Can you believe college basketball is starting? Midnight Madness was Friday night, and games start in two weeks. Doesn't it seem like a bad idea to start in the middle of football season? Why not push the start back a few weeks to avoid the conflicts?
Anyway, for those who think college basketball can't start soon enough, ESPN analyst Doug Gottlieb has listed his top five teams going into the season:
1. Kansas. 2. Texas. 3. Kentucky. 4. Purdue. 5. Michigan State.
"If Urban Meyer is brought along with Tim Tebow, that would be the key,'' Johnson said. "If you're going to bring in Tebow, you've got to make sure the offense comes with him, because Tebow’s not going to fit in with a pro-style offense.''
Best radio team
I've never been a fan of ESPN's Sunday night baseball announcing team, Jon Miller and Joe Morgan. On TV, they strike me as arrogant know-it-alls who are constantly trying to outdo one another. But strangely, they are more interesting on radio than they are on TV. They are calling the American League Championship Series for ESPN Radio and do a really solid job. They seem to mesh better on radio, and both seem to make the game the focal point as opposed to their voices.
Detroit Free Press columnist Mitch Albom was right when he said on Sunday's Sports Reporters: "When (Oklahoma quarterback) Sam Bradford went down again (against Texas on Saturday), it was a scary moment. It scared a whole lot of underclassmen into turning pro as quickly as they can.''

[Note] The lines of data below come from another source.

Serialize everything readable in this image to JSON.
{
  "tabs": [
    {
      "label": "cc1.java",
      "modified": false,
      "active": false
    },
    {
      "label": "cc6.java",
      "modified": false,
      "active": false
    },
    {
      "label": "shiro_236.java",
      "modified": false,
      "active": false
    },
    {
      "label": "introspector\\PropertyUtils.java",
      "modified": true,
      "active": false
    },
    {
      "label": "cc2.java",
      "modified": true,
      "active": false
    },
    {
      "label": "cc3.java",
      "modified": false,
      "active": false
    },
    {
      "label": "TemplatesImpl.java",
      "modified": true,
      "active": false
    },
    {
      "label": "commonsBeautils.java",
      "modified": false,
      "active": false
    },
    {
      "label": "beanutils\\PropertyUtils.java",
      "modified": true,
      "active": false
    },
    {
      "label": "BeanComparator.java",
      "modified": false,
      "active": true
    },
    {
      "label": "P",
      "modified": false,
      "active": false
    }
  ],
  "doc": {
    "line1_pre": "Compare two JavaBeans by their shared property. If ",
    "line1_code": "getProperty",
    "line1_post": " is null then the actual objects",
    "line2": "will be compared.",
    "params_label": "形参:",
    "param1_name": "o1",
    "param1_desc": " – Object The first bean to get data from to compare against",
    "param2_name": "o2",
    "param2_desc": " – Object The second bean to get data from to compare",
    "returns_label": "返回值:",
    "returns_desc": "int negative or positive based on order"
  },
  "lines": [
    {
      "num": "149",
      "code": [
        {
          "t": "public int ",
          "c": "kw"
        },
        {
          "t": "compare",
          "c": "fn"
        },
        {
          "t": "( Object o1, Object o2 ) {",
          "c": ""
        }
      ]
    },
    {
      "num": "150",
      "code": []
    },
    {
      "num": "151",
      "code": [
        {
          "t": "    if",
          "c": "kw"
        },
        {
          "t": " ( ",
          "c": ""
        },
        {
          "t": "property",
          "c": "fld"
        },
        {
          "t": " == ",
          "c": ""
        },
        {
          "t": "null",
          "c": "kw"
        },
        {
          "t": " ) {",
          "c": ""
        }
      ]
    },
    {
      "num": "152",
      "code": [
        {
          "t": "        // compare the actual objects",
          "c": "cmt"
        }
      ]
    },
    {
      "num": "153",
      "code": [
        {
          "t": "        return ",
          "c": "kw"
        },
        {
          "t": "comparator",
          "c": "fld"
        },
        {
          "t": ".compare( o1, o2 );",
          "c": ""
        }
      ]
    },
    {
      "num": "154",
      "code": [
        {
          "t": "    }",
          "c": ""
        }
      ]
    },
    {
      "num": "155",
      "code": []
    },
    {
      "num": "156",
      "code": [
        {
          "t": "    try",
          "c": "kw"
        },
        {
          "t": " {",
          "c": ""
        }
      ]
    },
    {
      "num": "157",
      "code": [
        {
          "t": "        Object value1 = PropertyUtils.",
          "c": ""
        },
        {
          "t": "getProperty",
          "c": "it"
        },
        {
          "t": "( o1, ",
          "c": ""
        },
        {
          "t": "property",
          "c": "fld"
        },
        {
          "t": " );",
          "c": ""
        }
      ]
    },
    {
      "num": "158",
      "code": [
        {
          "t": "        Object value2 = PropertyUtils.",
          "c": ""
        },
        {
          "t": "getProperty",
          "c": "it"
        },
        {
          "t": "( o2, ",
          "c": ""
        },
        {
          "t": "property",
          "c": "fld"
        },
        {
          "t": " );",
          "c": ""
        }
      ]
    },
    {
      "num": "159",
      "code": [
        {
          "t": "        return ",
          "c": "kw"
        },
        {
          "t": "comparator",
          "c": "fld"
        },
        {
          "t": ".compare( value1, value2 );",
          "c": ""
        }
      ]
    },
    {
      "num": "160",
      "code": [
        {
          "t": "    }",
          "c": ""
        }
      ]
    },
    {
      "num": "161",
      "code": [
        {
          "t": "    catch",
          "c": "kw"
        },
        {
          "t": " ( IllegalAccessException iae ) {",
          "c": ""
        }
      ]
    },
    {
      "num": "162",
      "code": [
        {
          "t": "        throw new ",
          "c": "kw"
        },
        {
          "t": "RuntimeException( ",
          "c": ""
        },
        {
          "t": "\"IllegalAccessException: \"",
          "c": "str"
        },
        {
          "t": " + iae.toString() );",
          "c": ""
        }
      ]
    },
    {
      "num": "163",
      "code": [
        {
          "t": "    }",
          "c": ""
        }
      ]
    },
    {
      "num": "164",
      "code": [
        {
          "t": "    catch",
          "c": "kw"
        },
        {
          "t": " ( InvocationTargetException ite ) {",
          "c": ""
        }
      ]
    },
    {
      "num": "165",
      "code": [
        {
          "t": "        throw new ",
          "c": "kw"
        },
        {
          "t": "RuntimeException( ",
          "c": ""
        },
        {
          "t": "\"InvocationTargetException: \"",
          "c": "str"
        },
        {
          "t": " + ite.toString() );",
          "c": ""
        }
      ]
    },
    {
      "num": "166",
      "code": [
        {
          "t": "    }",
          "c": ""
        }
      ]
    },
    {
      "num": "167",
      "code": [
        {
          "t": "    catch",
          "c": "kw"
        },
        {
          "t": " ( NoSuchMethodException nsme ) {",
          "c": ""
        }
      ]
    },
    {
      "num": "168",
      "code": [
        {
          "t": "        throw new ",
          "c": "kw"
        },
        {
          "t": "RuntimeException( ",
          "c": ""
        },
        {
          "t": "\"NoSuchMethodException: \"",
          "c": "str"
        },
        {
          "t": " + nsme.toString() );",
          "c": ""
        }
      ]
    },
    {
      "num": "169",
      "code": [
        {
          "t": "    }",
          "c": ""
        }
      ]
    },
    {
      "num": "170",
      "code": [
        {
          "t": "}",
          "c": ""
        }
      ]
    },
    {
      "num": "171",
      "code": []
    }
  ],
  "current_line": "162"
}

You have to wonder whether Bradford's pro stock has dropped mightily for fear that he now has a creaky shoulder. On top of that, underclassmen have watched Florida's Tim Tebow suffer a concussion as Jets quarterback Mark Sanchez and the Lions' Matt Stafford are having success and getting well-paid instead after leaving school early. Who can blame a kid for seeing all this and wanting to leave early?
Advice to the NFL Network's Michael Irvin: Don't say things like this when the team you're talking about has a tough opponent later in the day:
"This New York Giants football team is better than the New York Giants team that won the Super Bowl,'' Irvin said Sunday morning. "This is the next team that we use the word 'dynasty' around.''
Irvin's dynasty then went out and got blown up by the Saints 48-27. By the way, CBS's Bill Cowher not only called New Orleans' victory but said the Saints have the best chance of going undefeated.
Three things that popped into my head
1. Doesn't it seem a little early in the season for Lightning general manager Brian Lawton to be reading people the riot act?
2. I don't care whether he's writing for Sports Illustrated or appearing on NBC's Sunday Night Football or at halftime of NBC’s Notre Dame coverage, if NFL writer-analyst Peter King has something to say, I'm interested in hearing it.
3. If a big baseball game is on TV, would you rather have anyone calling it than Fox's Joe Buck and Tim McCarver?